“Anything for Love” is another “fast” song.  I am a big fan of the bass line of this song.  Jim’s vocal work stands out in this song.  The pitch range in the chorus may sound a bit odd at first, but it catches on really quick.  This one you’ll find yourself singing in the car.  The guitars work solidly in the background, but given the vocals, they seem like they’re there simply to let Jim know what notes belong to the backing vocals.  They work very well in the song.  Again, the bass line makes a great hook.

“Helpless” is my favorite song lyric-wise.  As a fellow married man, I share the feeling of the song.  Jim’s vocal work is at it again making beautiful harmonies during the chorus and echoes.  The guitar tracks are wonderfully played – even though at times there’s a lot going on, it works very well.

“In Your Head” is the third “fast” song on the album.  The chorus is catchy and the instrumentation drives the song very well.  In the interlude after the 2nd chorus, there is something about the vocals that seems out of place to me.  I can’t quite put my finger on it, but it is after the line “up front with me”.  The song’s ending is great, but the way it ends makes it seem like there should be more.  It’s probably the music theorist in me.  It actually works as a great way to lead in the next song, however.

“Follow You Home” is the next song on the album.  This song reminds me most of “classic” Jim – a driven quarter note piano track that is constant in the entire song.  His vocal work is great.  I absolutely love the chorus and the interlude he places in the chorus.  The guitar in the background complements the song quite well.

My favorite song on the album – as has been the case for the last four albums – is again the last track.  Again, everything just works together so well.  Jim’s multitracked lyrics are perfect, as is the electric keyboard that reminds me so much of The Doobie Brothers.  The distorted guitar lead is another great compliment.  I think the catchy outro is what makes the song for me.  Having everything come together and lead the album out just ends the album on such a high note.  This you’ll find yourself singing along to even on the first listen.

To summarize, Those Around Us is an incredible work by Jim Fusco.  How he continues to top himself is an attestation to his ability to improve his own standards and methods.  What amazes me continually is how I say “Wow this album is the best I’ve heard” and then the next one is even better.  Jim has succeeded in what he does best – creating a great rock album that sounds great at any volume with enough hooks and catches to keep you listening to the entire album over and over again.  Jim has really outperformed himself.   You will not be disappointed in this album.

 

—–

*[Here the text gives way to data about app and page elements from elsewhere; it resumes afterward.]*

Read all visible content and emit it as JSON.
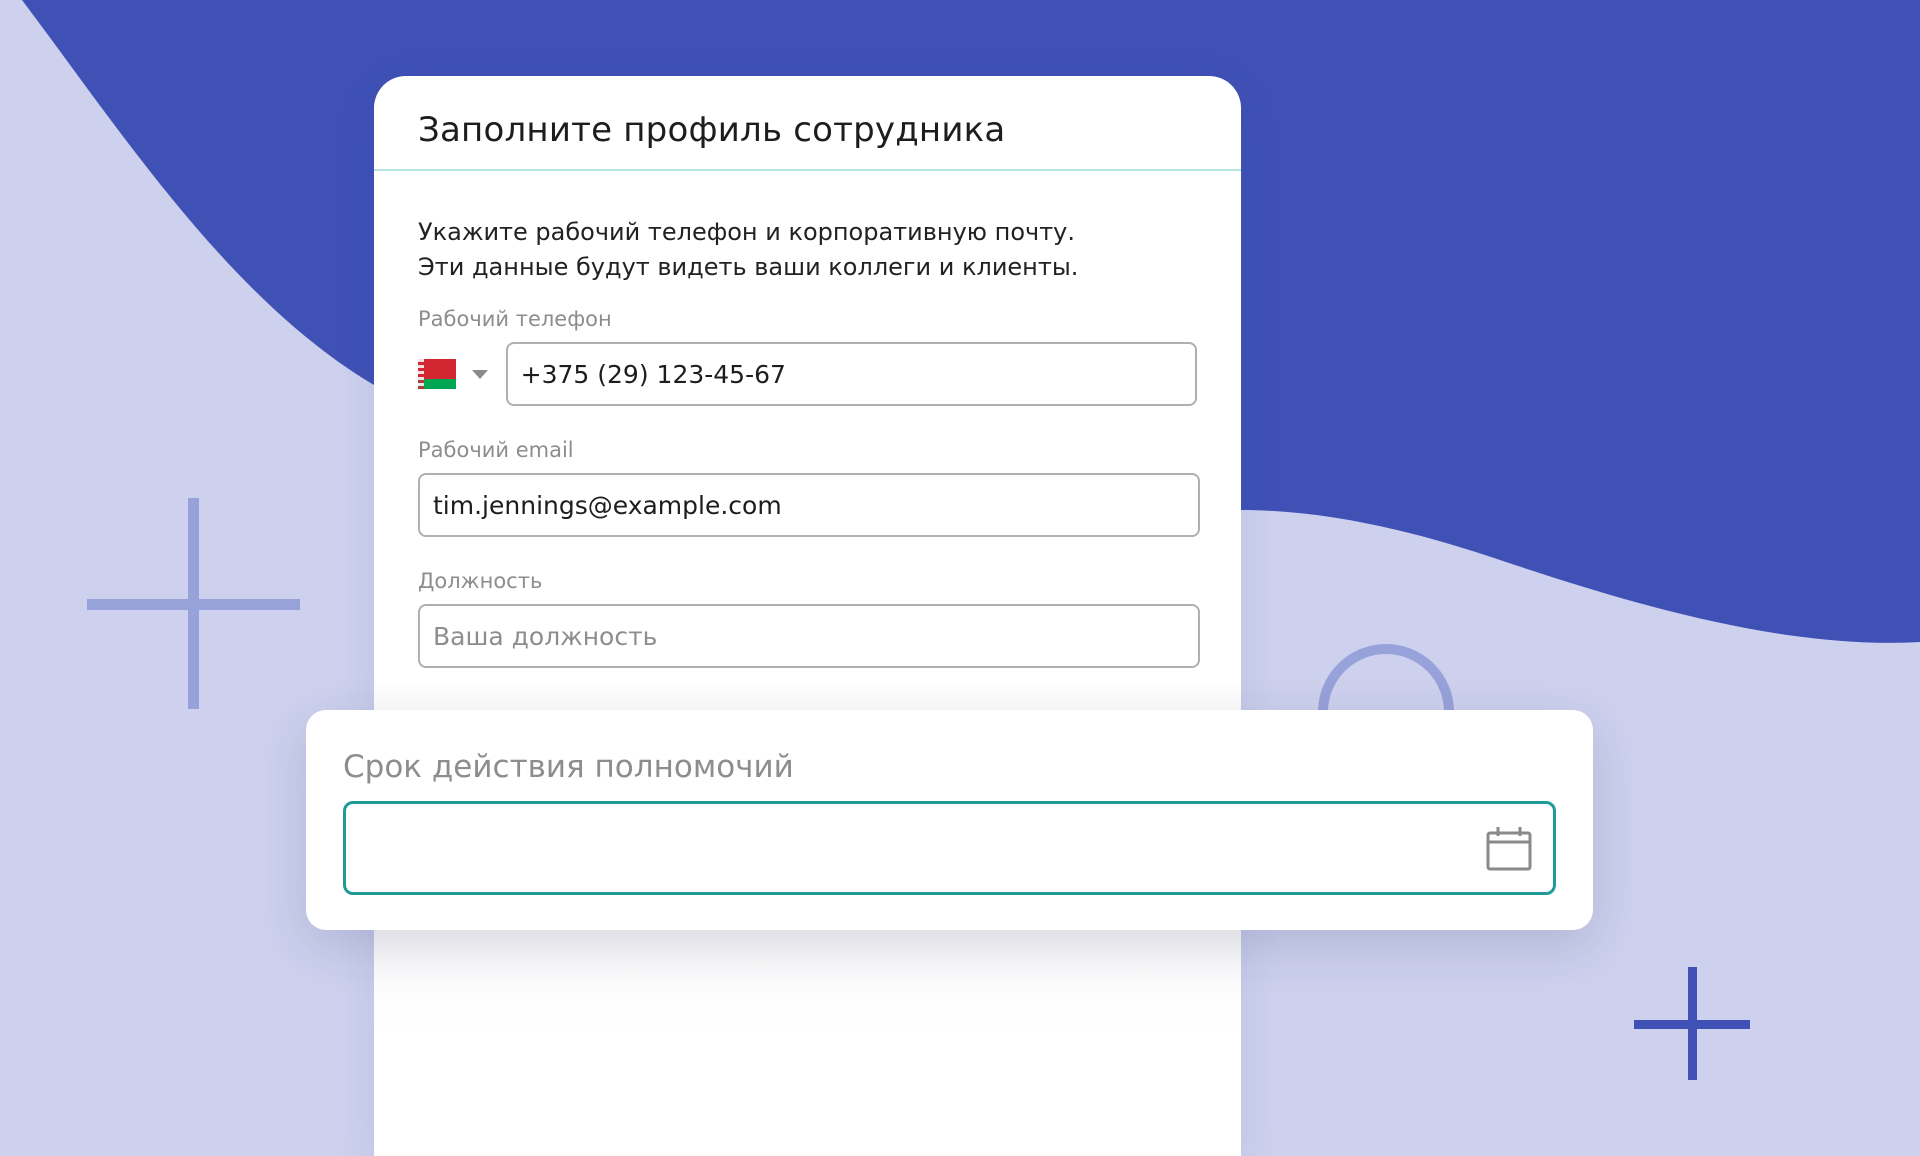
{
  "card": {
    "title": "Заполните профиль сотрудника",
    "intro_line1": "Укажите рабочий телефон и корпоративную почту.",
    "intro_line2": "Эти данные будут видеть ваши коллеги и клиенты."
  },
  "fields": {
    "phone": {
      "label": "Рабочий телефон",
      "value": "+375 (29) 123-45-67",
      "country_flag": "belarus-flag-icon"
    },
    "email": {
      "label": "Рабочий email",
      "value": "tim.jennings@example.com"
    },
    "position": {
      "label": "Должность",
      "placeholder": "Ваша должность"
    }
  },
  "popup": {
    "label": "Срок действия полномочий",
    "value": "",
    "icon": "calendar-icon"
  },
  "colors": {
    "background": "#cdd1ee",
    "accent_blue": "#3f51b5",
    "focus_teal": "#1f9a96",
    "plus_light": "#98a2da",
    "plus_dark": "#3f51b5"
  }
}
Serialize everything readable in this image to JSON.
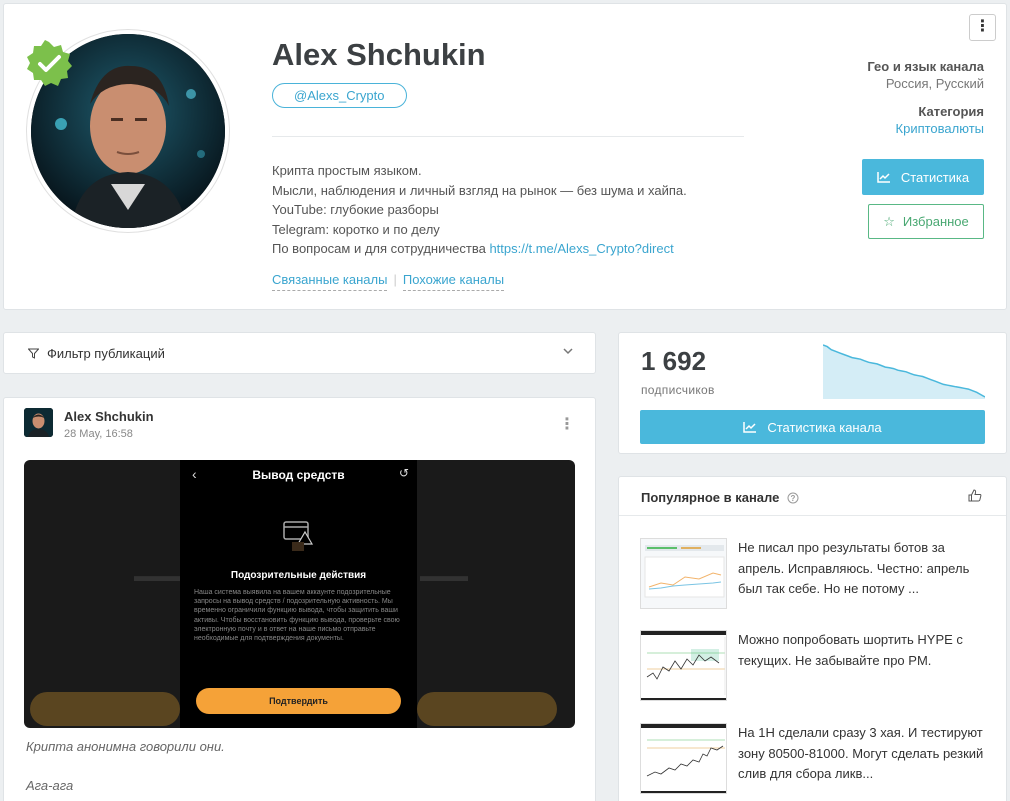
{
  "channel": {
    "name": "Alex Shchukin",
    "handle": "@Alexs_Crypto",
    "description": [
      "Крипта простым языком.",
      "Мысли, наблюдения и личный взгляд на рынок — без шума и хайпа.",
      "YouTube: глубокие разборы",
      "Telegram: коротко и по делу"
    ],
    "contact_text": "По вопросам и для сотрудничества",
    "contact_link": "https://t.me/Alexs_Crypto?direct",
    "related_link": "Связанные каналы",
    "similar_link": "Похожие каналы",
    "menu_icon": "⋮"
  },
  "meta": {
    "geo_label": "Гео и язык канала",
    "geo_value": "Россия, Русский",
    "category_label": "Категория",
    "category_value": "Криптовалюты",
    "stats_button": "Статистика",
    "favorite_button": "Избранное"
  },
  "filter": {
    "label": "Фильтр публикаций"
  },
  "post": {
    "author": "Alex Shchukin",
    "date": "28 May, 16:58",
    "caption": "Крипта анонимна говорили они.",
    "caption2": "Ага-ага",
    "screenshot": {
      "title": "Вывод средств",
      "heading": "Подозрительные действия",
      "body": "Наша система выявила на вашем аккаунте подозрительные запросы на вывод средств / подозрительную активность. Мы временно ограничили функцию вывода, чтобы защитить ваши активы. Чтобы восстановить функцию вывода, проверьте свою электронную почту и в ответ на наше письмо отправьте необходимые для подтверждения документы.",
      "button": "Подтвердить"
    }
  },
  "stats": {
    "subscribers": "1 692",
    "subscribers_label": "подписчиков",
    "button": "Статистика канала",
    "sparkline": [
      100,
      99,
      97,
      96,
      95,
      94,
      93,
      92,
      91.5,
      91,
      90,
      89,
      88.5,
      88,
      87,
      86,
      85.5,
      85,
      84,
      83.5,
      83,
      82,
      81,
      80.5,
      80,
      79,
      78,
      77,
      76,
      75,
      74.5,
      74,
      73.5,
      73,
      72.5,
      72,
      71,
      70,
      68.5,
      67
    ]
  },
  "popular": {
    "title": "Популярное в канале",
    "items": [
      {
        "text": "Не писал про результаты ботов за апрель. Исправляюсь. Честно: апрель был так себе. Но не потому ..."
      },
      {
        "text": "Можно попробовать шортить HYPE с текущих. Не забывайте про PM."
      },
      {
        "text": "На 1Н сделали сразу 3 хая. И тестируют зону 80500-81000. Могут сделать резкий слив для сбора ликв..."
      }
    ]
  },
  "colors": {
    "accent": "#4ab8dc",
    "favorite": "#59b885",
    "verified": "#7cc04b",
    "warning": "#f5a238"
  }
}
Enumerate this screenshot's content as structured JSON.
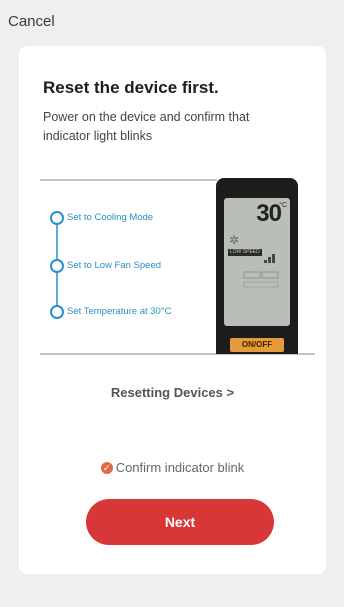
{
  "header": {
    "cancel_label": "Cancel"
  },
  "card": {
    "title": "Reset the device first.",
    "description": "Power on the device and confirm that indicator light blinks",
    "steps": [
      {
        "label": "Set to Cooling Mode"
      },
      {
        "label": "Set to Low Fan Speed"
      },
      {
        "label": "Set Temperature at 30°C"
      }
    ],
    "remote": {
      "temperature": "30",
      "unit": "°C",
      "badge": "LOW SPEED",
      "button_label": "ON/OFF"
    },
    "reset_link": "Resetting Devices >",
    "confirm_label": "Confirm indicator blink",
    "confirm_checked": true,
    "next_label": "Next"
  },
  "colors": {
    "accent": "#d73737",
    "step_blue": "#2a8fc9",
    "check": "#e06b45"
  }
}
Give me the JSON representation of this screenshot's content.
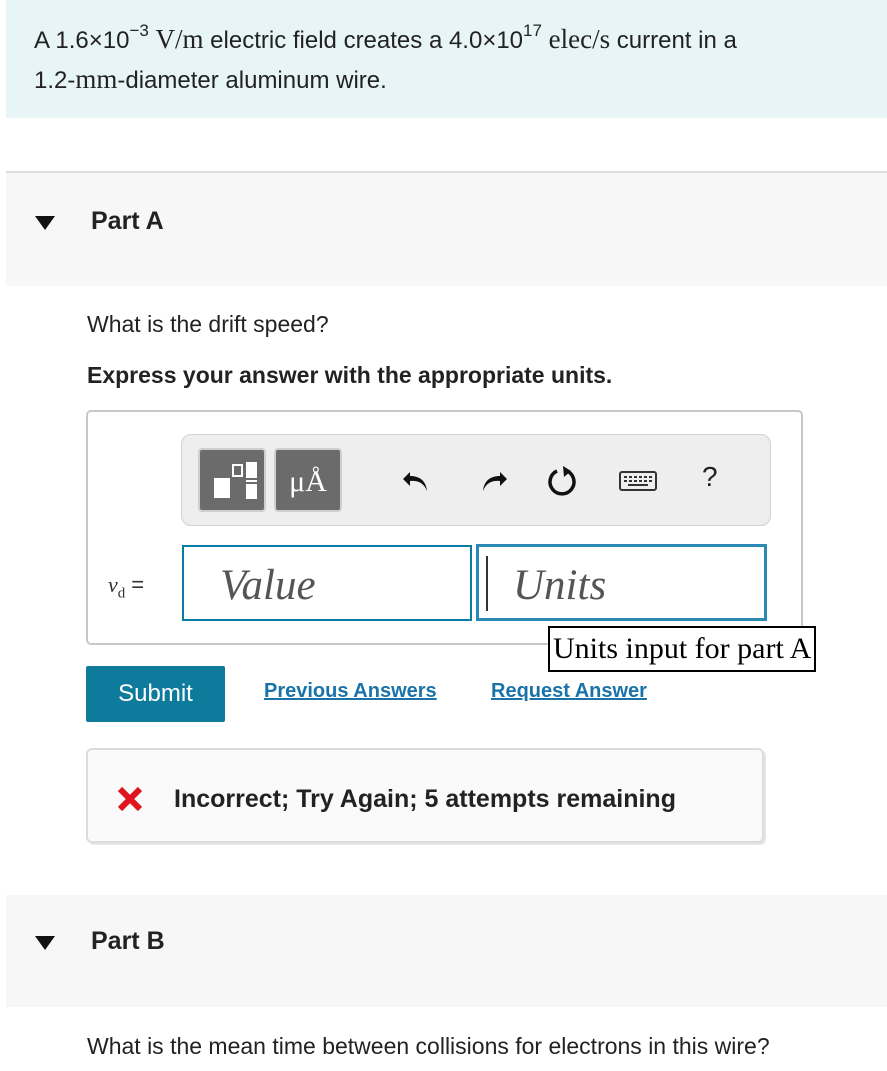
{
  "problem": {
    "prefix": "A 1.6×10",
    "field_exp": "−3",
    "field_unit": "V/m",
    "mid": " electric field creates a 4.0×10",
    "current_exp": "17",
    "current_unit": "elec/s",
    "suffix": " current in a",
    "line2_num": "1.2-",
    "line2_unit": "mm",
    "line2_rest": "-diameter aluminum wire."
  },
  "part_a": {
    "title": "Part A",
    "question": "What is the drift speed?",
    "instruction": "Express your answer with the appropriate units.",
    "toolbar": {
      "units_label": "μÅ",
      "help_label": "?"
    },
    "variable": "v",
    "variable_sub": "d",
    "equals": "=",
    "value_placeholder": "Value",
    "units_placeholder": "Units",
    "units_tooltip": "Units input for part A",
    "submit_label": "Submit",
    "previous_answers_label": "Previous Answers",
    "request_answer_label": "Request Answer",
    "feedback": "Incorrect; Try Again; 5 attempts remaining"
  },
  "part_b": {
    "title": "Part B",
    "question": "What is the mean time between collisions for electrons in this wire?"
  },
  "colors": {
    "accent": "#0e7b9d",
    "link": "#1a73a8",
    "error": "#e0141e",
    "problem_bg": "#e7f5f6"
  },
  "icons": [
    "templates-icon",
    "units-icon",
    "undo-icon",
    "redo-icon",
    "reset-icon",
    "keyboard-icon",
    "help-icon",
    "incorrect-x-icon",
    "collapse-triangle-icon"
  ]
}
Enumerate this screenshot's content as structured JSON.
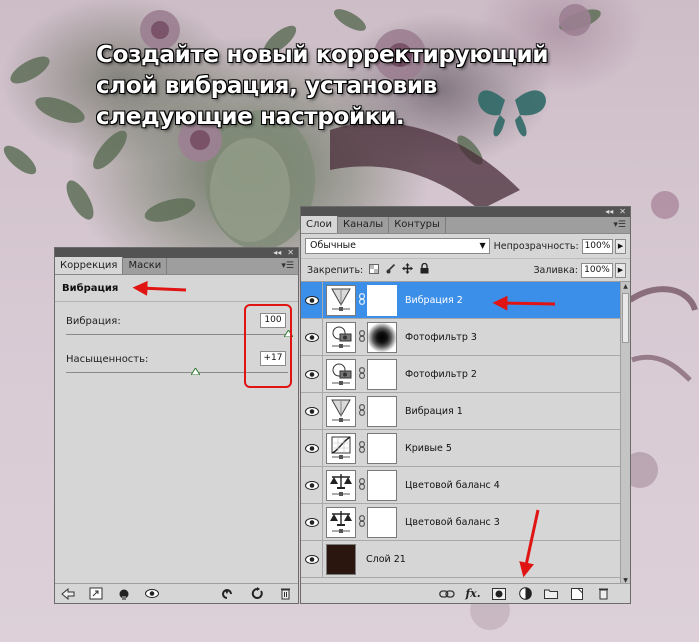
{
  "instruction": {
    "lines": [
      "Создайте новый корректирующий",
      "слой вибрация, установив",
      "следующие настройки."
    ]
  },
  "correction_panel": {
    "tabs": [
      "Коррекция",
      "Маски"
    ],
    "active_tab": "Коррекция",
    "title": "Вибрация",
    "sliders": [
      {
        "label": "Вибрация:",
        "value": "100",
        "min": -100,
        "max": 100,
        "level": 100
      },
      {
        "label": "Насыщенность:",
        "value": "+17",
        "min": -100,
        "max": 100,
        "level": 17
      }
    ],
    "bottom_icons": [
      "back-arrow-icon",
      "expand-view-icon",
      "clip-layer-icon",
      "visibility-eye-icon",
      "previous-state-icon",
      "reset-icon",
      "trash-icon"
    ]
  },
  "layers_panel": {
    "tabs": [
      "Слои",
      "Каналы",
      "Контуры"
    ],
    "active_tab": "Слои",
    "blend_mode": "Обычные",
    "opacity_label": "Непрозрачность:",
    "opacity_value": "100%",
    "lock_label": "Закрепить:",
    "fill_label": "Заливка:",
    "fill_value": "100%",
    "layers": [
      {
        "name": "Вибрация 2",
        "type": "vibrance",
        "selected": true,
        "mask": "white"
      },
      {
        "name": "Фотофильтр 3",
        "type": "photo-filter",
        "selected": false,
        "mask": "radial"
      },
      {
        "name": "Фотофильтр 2",
        "type": "photo-filter",
        "selected": false,
        "mask": "white"
      },
      {
        "name": "Вибрация 1",
        "type": "vibrance",
        "selected": false,
        "mask": "white"
      },
      {
        "name": "Кривые 5",
        "type": "curves",
        "selected": false,
        "mask": "white"
      },
      {
        "name": "Цветовой баланс 4",
        "type": "color-balance",
        "selected": false,
        "mask": "white"
      },
      {
        "name": "Цветовой баланс 3",
        "type": "color-balance",
        "selected": false,
        "mask": "white"
      },
      {
        "name": "Слой 21",
        "type": "pixel",
        "selected": false,
        "mask": "none"
      }
    ],
    "bottom_icons": [
      "link-layers-icon",
      "fx-icon",
      "add-mask-icon",
      "new-adjustment-layer-icon",
      "new-group-icon",
      "new-layer-icon",
      "delete-layer-icon"
    ]
  },
  "colors": {
    "panel_bg": "#d6d6d6",
    "selected_layer": "#3b8fe9",
    "annotation_red": "#e11414"
  }
}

If you are curious, my life has treated me well since my last session despite the loss of my Youtube channel.  Due to a variety of copyright flags I was forced to close my account.  Jim can attest to the annoyance that was.  What I will do in the meantime is re-upload some of my old videos and re-publish the pages when I do so.  Hopefully in the future I will begin to post new videos – if my daughter will actually let me do so!

Until then, buy Those Around Us and enjoy it!  My daughter loves it and can sing along to 4 of the songs already.  Maybe Jim will let me cover a song from the album…

Click to go to the Those Around Us page and buy the album for $10 with Free Shipping!